There are several defenses to the crime of burglary. The one most commonly used is lack of intent to commit a crime. Typically, a burglar intends to steal something, but it also is burglary to enter a building with the intent to commit another crime, such as assaulting and causing injury to someone inside. The crime of burglary does not require the intended crime to be successfully complete. The prosecutor must prove that the defendant entered the structure for the purpose of committing theft or another felony. This rules out any case in which the defendant did not form the requisite intent until after entering the structure.

Burglary Penalties and Sentencing

A burglary conviction comes with several possible penalties, though the possible sentences for burglary convictions differ widely among states. Depending on the jurisdiction as well as the circumstances, burglary may either be charged as a misdemeanor or a felony and a judge will sentence the defendant accordingly. Judges will also consider the statutory ranges in addition to any aggravating and mitigating factors that might be present in the case. Typically, a burglary conviction carries a wide range of incarceration options including years in prison, a huge fine, court-mandated restitution to the victim and a lengthy probation period.

Can I Be Accused Of Stealing Something I Borrowed If I Forget to Return It?

Maybe. Anyone can make the honest mistake of forgetting to return a borrowed item. Time passes, memory slips and before you know it, the person from whom you borrowed the item will wonder whether he or she will ever get their goods back. The key determining factor is what your intent was. In order to be guilty of stealing, you need to have the intent to never return the item to its rightful owner at the time you begin borrowing the item. If you legitimately forgot to return a borrowed item to its rightful owner, then you lacked specific intent to steal the item.
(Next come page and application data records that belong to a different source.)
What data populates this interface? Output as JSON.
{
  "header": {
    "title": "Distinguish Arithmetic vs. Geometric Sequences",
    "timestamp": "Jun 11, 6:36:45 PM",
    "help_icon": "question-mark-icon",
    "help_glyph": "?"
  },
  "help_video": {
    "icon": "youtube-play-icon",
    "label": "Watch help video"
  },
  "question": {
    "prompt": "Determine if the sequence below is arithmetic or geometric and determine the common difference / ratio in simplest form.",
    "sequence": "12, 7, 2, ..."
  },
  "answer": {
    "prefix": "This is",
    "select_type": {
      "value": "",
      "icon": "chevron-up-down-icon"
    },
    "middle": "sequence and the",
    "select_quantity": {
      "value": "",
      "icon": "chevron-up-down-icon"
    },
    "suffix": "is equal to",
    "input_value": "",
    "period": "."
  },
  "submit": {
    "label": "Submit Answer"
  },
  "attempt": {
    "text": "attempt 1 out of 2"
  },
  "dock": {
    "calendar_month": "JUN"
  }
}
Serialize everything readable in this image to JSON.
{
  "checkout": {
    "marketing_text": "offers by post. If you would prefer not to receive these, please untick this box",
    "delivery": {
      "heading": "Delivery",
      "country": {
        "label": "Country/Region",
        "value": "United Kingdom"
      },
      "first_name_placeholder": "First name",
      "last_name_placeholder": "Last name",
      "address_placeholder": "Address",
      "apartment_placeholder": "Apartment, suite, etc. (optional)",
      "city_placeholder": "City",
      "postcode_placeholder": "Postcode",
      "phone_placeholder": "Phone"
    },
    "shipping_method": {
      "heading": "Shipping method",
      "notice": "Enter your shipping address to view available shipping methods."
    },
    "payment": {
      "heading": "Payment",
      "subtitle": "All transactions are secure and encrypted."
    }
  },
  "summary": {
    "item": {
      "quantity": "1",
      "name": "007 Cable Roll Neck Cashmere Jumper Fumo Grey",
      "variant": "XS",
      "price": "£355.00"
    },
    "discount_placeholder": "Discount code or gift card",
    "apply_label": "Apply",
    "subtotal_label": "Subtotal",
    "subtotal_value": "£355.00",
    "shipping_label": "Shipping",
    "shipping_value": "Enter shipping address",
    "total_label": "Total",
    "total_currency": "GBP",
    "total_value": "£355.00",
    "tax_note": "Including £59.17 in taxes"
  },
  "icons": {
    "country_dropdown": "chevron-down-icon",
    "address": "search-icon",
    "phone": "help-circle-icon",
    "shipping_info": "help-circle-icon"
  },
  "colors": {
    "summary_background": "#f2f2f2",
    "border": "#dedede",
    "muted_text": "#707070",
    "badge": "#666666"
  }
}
How a Criminal Defense Attorney Can Help You
Property crimes are serious, and you should never make any decisions about your case without first talking to an experienced criminal defense attorney. A skilled criminal defense lawyer can evaluate the strength of the evidence against you, assess any defenses you might have, and give you advice based on the laws of your state. Most importantly, an attorney in your area will know how judges and prosecutors handle cases like yours. Contact a qualified criminal lawyer to make sure your rights are protected.